> GIVEN DATA
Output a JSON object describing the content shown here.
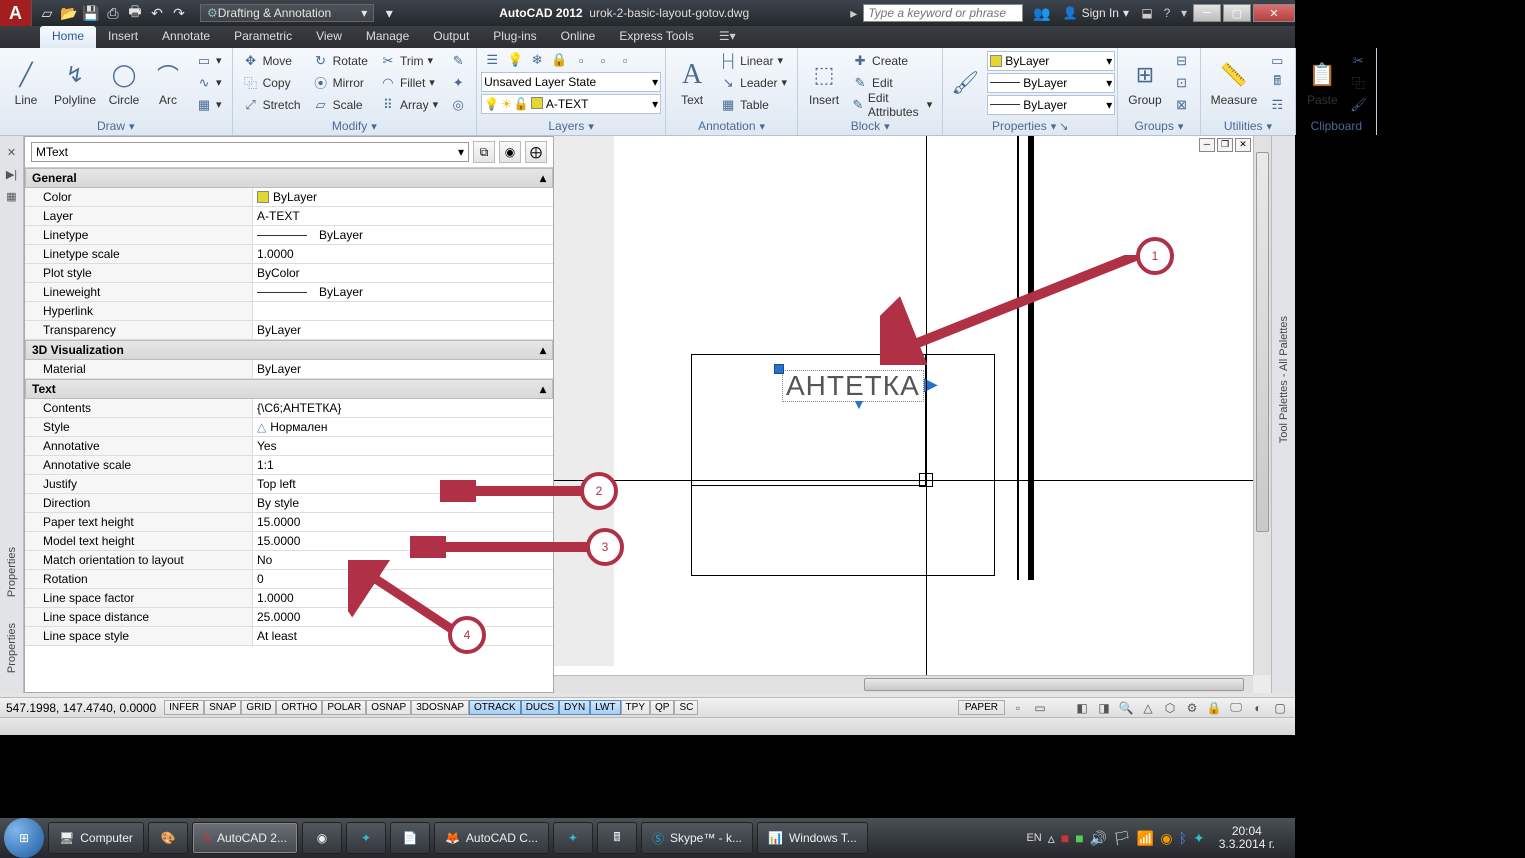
{
  "title": {
    "app": "AutoCAD 2012",
    "file": "urok-2-basic-layout-gotov.dwg"
  },
  "workspace": "Drafting & Annotation",
  "search_placeholder": "Type a keyword or phrase",
  "signin": "Sign In",
  "tabs": [
    "Home",
    "Insert",
    "Annotate",
    "Parametric",
    "View",
    "Manage",
    "Output",
    "Plug-ins",
    "Online",
    "Express Tools"
  ],
  "ribbon": {
    "draw": {
      "label": "Draw",
      "line": "Line",
      "polyline": "Polyline",
      "circle": "Circle",
      "arc": "Arc"
    },
    "modify": {
      "label": "Modify",
      "move": "Move",
      "rotate": "Rotate",
      "trim": "Trim",
      "copy": "Copy",
      "mirror": "Mirror",
      "fillet": "Fillet",
      "stretch": "Stretch",
      "scale": "Scale",
      "array": "Array"
    },
    "layers": {
      "label": "Layers",
      "state": "Unsaved Layer State",
      "current": "A-TEXT"
    },
    "annotation": {
      "label": "Annotation",
      "text": "Text",
      "linear": "Linear",
      "leader": "Leader",
      "table": "Table"
    },
    "block": {
      "label": "Block",
      "insert": "Insert",
      "create": "Create",
      "edit": "Edit",
      "editattr": "Edit Attributes"
    },
    "properties": {
      "label": "Properties",
      "color": "ByLayer",
      "line": "ByLayer",
      "weight": "ByLayer"
    },
    "groups": {
      "label": "Groups",
      "group": "Group"
    },
    "utilities": {
      "label": "Utilities",
      "measure": "Measure"
    },
    "clipboard": {
      "label": "Clipboard",
      "paste": "Paste"
    }
  },
  "prop": {
    "selector": "MText",
    "general": {
      "label": "General",
      "rows": [
        {
          "k": "Color",
          "v": "ByLayer",
          "swatch": "#e5d632"
        },
        {
          "k": "Layer",
          "v": "A-TEXT"
        },
        {
          "k": "Linetype",
          "v": "ByLayer",
          "line": true
        },
        {
          "k": "Linetype scale",
          "v": "1.0000"
        },
        {
          "k": "Plot style",
          "v": "ByColor"
        },
        {
          "k": "Lineweight",
          "v": "ByLayer",
          "line": true
        },
        {
          "k": "Hyperlink",
          "v": ""
        },
        {
          "k": "Transparency",
          "v": "ByLayer"
        }
      ]
    },
    "viz": {
      "label": "3D Visualization",
      "rows": [
        {
          "k": "Material",
          "v": "ByLayer"
        }
      ]
    },
    "text": {
      "label": "Text",
      "rows": [
        {
          "k": "Contents",
          "v": "{\\C6;АНТЕТКА}"
        },
        {
          "k": "Style",
          "v": "Нормален",
          "icon": "△"
        },
        {
          "k": "Annotative",
          "v": "Yes"
        },
        {
          "k": "Annotative scale",
          "v": "1:1"
        },
        {
          "k": "Justify",
          "v": "Top left"
        },
        {
          "k": "Direction",
          "v": "By style"
        },
        {
          "k": "Paper text height",
          "v": "15.0000"
        },
        {
          "k": "Model text height",
          "v": "15.0000"
        },
        {
          "k": "Match orientation to layout",
          "v": "No"
        },
        {
          "k": "Rotation",
          "v": "0"
        },
        {
          "k": "Line space factor",
          "v": "1.0000"
        },
        {
          "k": "Line space distance",
          "v": "25.0000"
        },
        {
          "k": "Line space style",
          "v": "At least"
        }
      ]
    }
  },
  "side": {
    "properties": "Properties",
    "toolpalettes": "Tool Palettes - All Palettes"
  },
  "drawing_text": "АНТЕТКА",
  "status": {
    "coords": "547.1998, 147.4740, 0.0000",
    "toggles": [
      "INFER",
      "SNAP",
      "GRID",
      "ORTHO",
      "POLAR",
      "OSNAP",
      "3DOSNAP",
      "OTRACK",
      "DUCS",
      "DYN",
      "LWT",
      "TPY",
      "QP",
      "SC"
    ],
    "active_toggles": [
      "OTRACK",
      "DUCS",
      "DYN",
      "LWT"
    ],
    "space": "PAPER"
  },
  "taskbar": {
    "computer": "Computer",
    "acad": "AutoCAD 2...",
    "firefox": "AutoCAD C...",
    "skype": "Skype™ - k...",
    "wintask": "Windows T...",
    "lang": "EN",
    "time": "20:04",
    "date": "3.3.2014 г."
  },
  "annotations": {
    "a1": "1",
    "a2": "2",
    "a3": "3",
    "a4": "4"
  }
}
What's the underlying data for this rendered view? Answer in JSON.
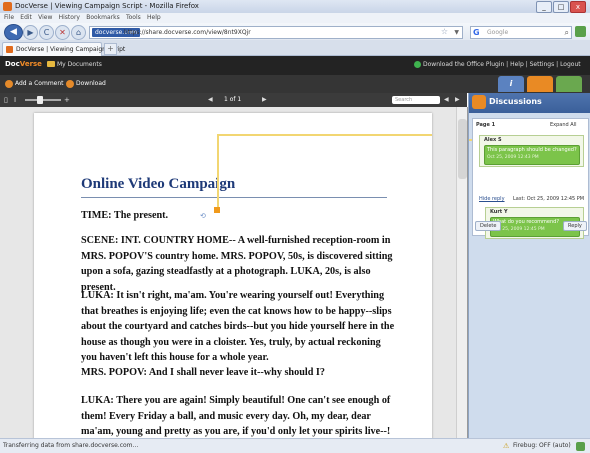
{
  "window": {
    "title": "DocVerse | Viewing Campaign Script - Mozilla Firefox",
    "controls": [
      "_",
      "□",
      "x"
    ]
  },
  "menu": [
    "File",
    "Edit",
    "View",
    "History",
    "Bookmarks",
    "Tools",
    "Help"
  ],
  "nav": {
    "site_label": "docverse.com",
    "url": "https://share.docverse.com/view/8nt9XQjr",
    "search_placeholder": "Google",
    "back": "◀",
    "forward": "▶",
    "reload": "C",
    "stop": "✕",
    "home": "⌂"
  },
  "tabs": [
    {
      "label": "DocVerse | Viewing Campaign Script"
    }
  ],
  "new_tab": "+",
  "app": {
    "logo_doc": "Doc",
    "logo_verse": "Verse",
    "my_documents": "My Documents",
    "header_links": "Download the Office Plugin  |  Help  |  Settings  |  Logout"
  },
  "toolbar": {
    "add_comment": "Add a Comment",
    "download": "Download"
  },
  "panel_tabs": {
    "info": "i",
    "comments": "",
    "rss": ""
  },
  "viewer": {
    "page_indicator": "1 of 1",
    "search_placeholder": "Search",
    "prev": "◀",
    "next": "▶",
    "prev2": "◀",
    "next2": "▶"
  },
  "document": {
    "title": "Online Video Campaign",
    "paragraphs": [
      "TIME: The present.",
      "SCENE: INT. COUNTRY HOME-- A well-furnished reception-room in MRS. POPOV'S country home. MRS. POPOV, 50s, is discovered sitting upon a sofa, gazing steadfastly at a photograph. LUKA, 20s, is also present.",
      "LUKA: It isn't right, ma'am. You're wearing yourself out! Everything that breathes is enjoying life; even the cat knows how to be happy--slips about the courtyard and catches birds--but you hide yourself here in the house as though you were in a cloister. Yes, truly, by actual reckoning you haven't left this house for a whole year.",
      "MRS. POPOV: And I shall never leave it--why should I?",
      "LUKA: There you are again! Simply beautiful! One can't see enough of them! Every Friday a ball, and music every day. Oh, my dear, dear ma'am, young and pretty as you are, if you'd only let your spirits live--! Beauty can't last forever. When ten short years are over, you'll be glad enough to go out a bit"
    ]
  },
  "discussions": {
    "title": "Discussions",
    "page_label": "Page 1",
    "expand_all": "Expand All",
    "comments": [
      {
        "author": "Alex S",
        "text": "This paragraph should be changed?",
        "date": "Oct 25, 2009 12:43 PM"
      },
      {
        "author": "Kurt Y",
        "text": "What do you recommend?",
        "date": "Oct 25, 2009 12:45 PM"
      }
    ],
    "hide_reply": "Hide reply",
    "last_reply": "Last: Oct 25, 2009 12:45 PM",
    "delete_label": "Delete",
    "reply_label": "Reply"
  },
  "status": {
    "text": "Transferring data from share.docverse.com...",
    "addon": "Firebug: OFF (auto)"
  },
  "colors": {
    "accent_orange": "#f09a1c",
    "doc_title_blue": "#1e3a78",
    "panel_blue": "#3a5f9a",
    "comment_green": "#7cc44a"
  }
}
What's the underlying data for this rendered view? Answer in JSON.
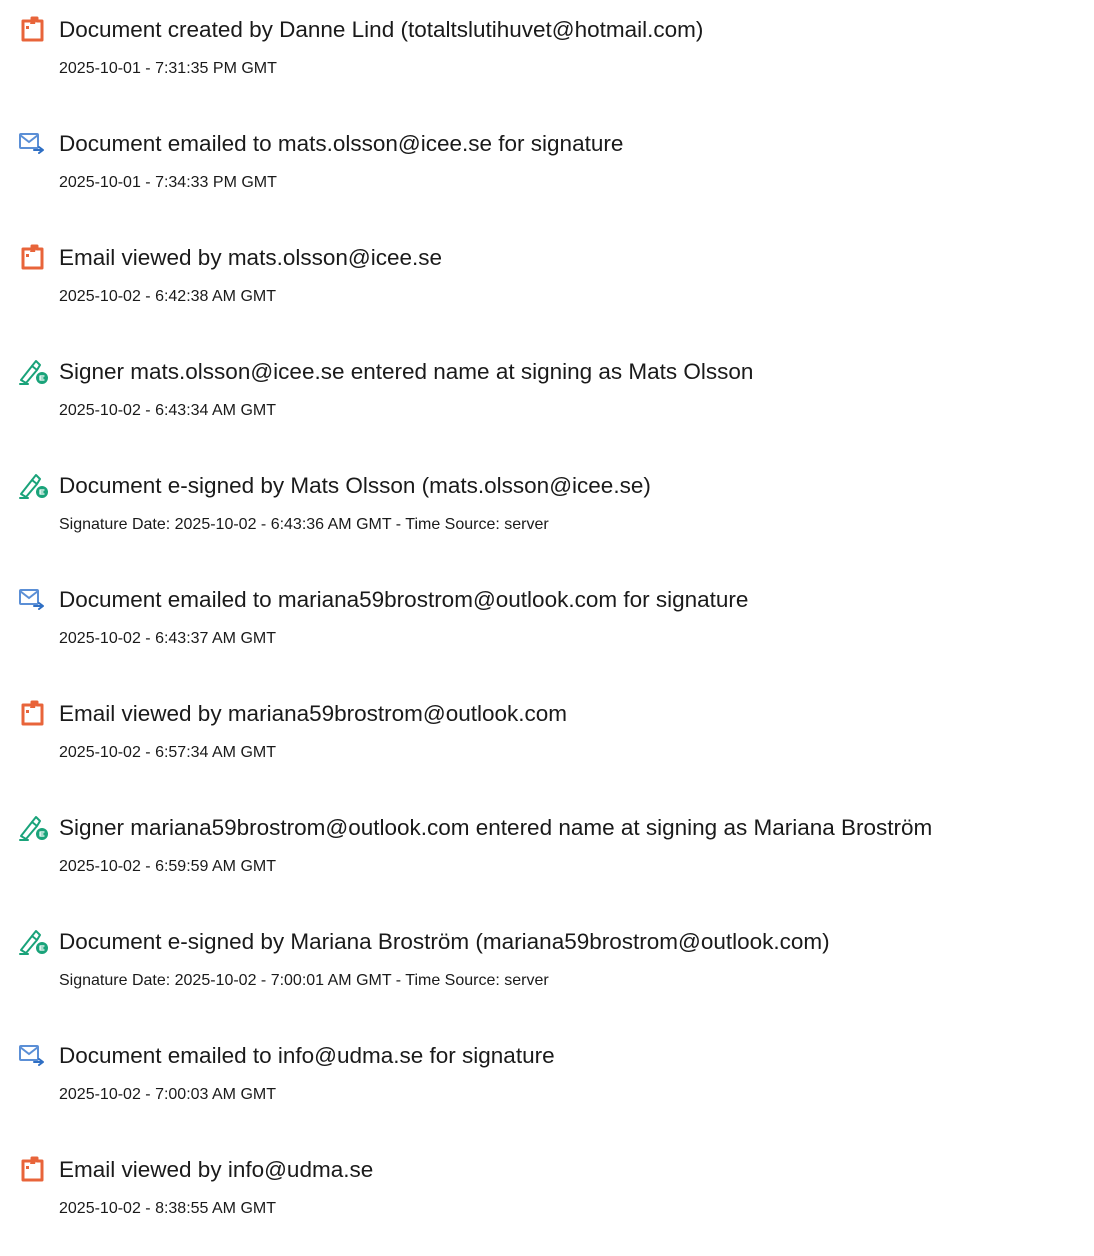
{
  "events": [
    {
      "icon": "document-icon",
      "text": "Document created by Danne Lind (totaltslutihuvet@hotmail.com)",
      "time": "2025-10-01 - 7:31:35 PM GMT"
    },
    {
      "icon": "email-sent-icon",
      "text": "Document emailed to mats.olsson@icee.se for signature",
      "time": "2025-10-01 - 7:34:33 PM GMT"
    },
    {
      "icon": "document-icon",
      "text": "Email viewed by mats.olsson@icee.se",
      "time": "2025-10-02 - 6:42:38 AM GMT"
    },
    {
      "icon": "esign-pen-icon",
      "text": "Signer mats.olsson@icee.se entered name at signing as Mats Olsson",
      "time": "2025-10-02 - 6:43:34 AM GMT"
    },
    {
      "icon": "esign-pen-icon",
      "text": "Document e-signed by Mats Olsson (mats.olsson@icee.se)",
      "time": "Signature Date: 2025-10-02 - 6:43:36 AM GMT - Time Source: server"
    },
    {
      "icon": "email-sent-icon",
      "text": "Document emailed to mariana59brostrom@outlook.com for signature",
      "time": "2025-10-02 - 6:43:37 AM GMT"
    },
    {
      "icon": "document-icon",
      "text": "Email viewed by mariana59brostrom@outlook.com",
      "time": "2025-10-02 - 6:57:34 AM GMT"
    },
    {
      "icon": "esign-pen-icon",
      "text": "Signer mariana59brostrom@outlook.com entered name at signing as Mariana Broström",
      "time": "2025-10-02 - 6:59:59 AM GMT"
    },
    {
      "icon": "esign-pen-icon",
      "text": "Document e-signed by Mariana Broström (mariana59brostrom@outlook.com)",
      "time": "Signature Date: 2025-10-02 - 7:00:01 AM GMT - Time Source: server"
    },
    {
      "icon": "email-sent-icon",
      "text": "Document emailed to info@udma.se for signature",
      "time": "2025-10-02 - 7:00:03 AM GMT"
    },
    {
      "icon": "document-icon",
      "text": "Email viewed by info@udma.se",
      "time": "2025-10-02 - 8:38:55 AM GMT"
    }
  ],
  "colors": {
    "document_icon": "#e8643a",
    "email_icon": "#5b8fd6",
    "esign_icon": "#1aa37a"
  }
}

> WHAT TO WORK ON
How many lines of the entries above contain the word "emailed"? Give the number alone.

> SOLUTION FOR THIS TASK
3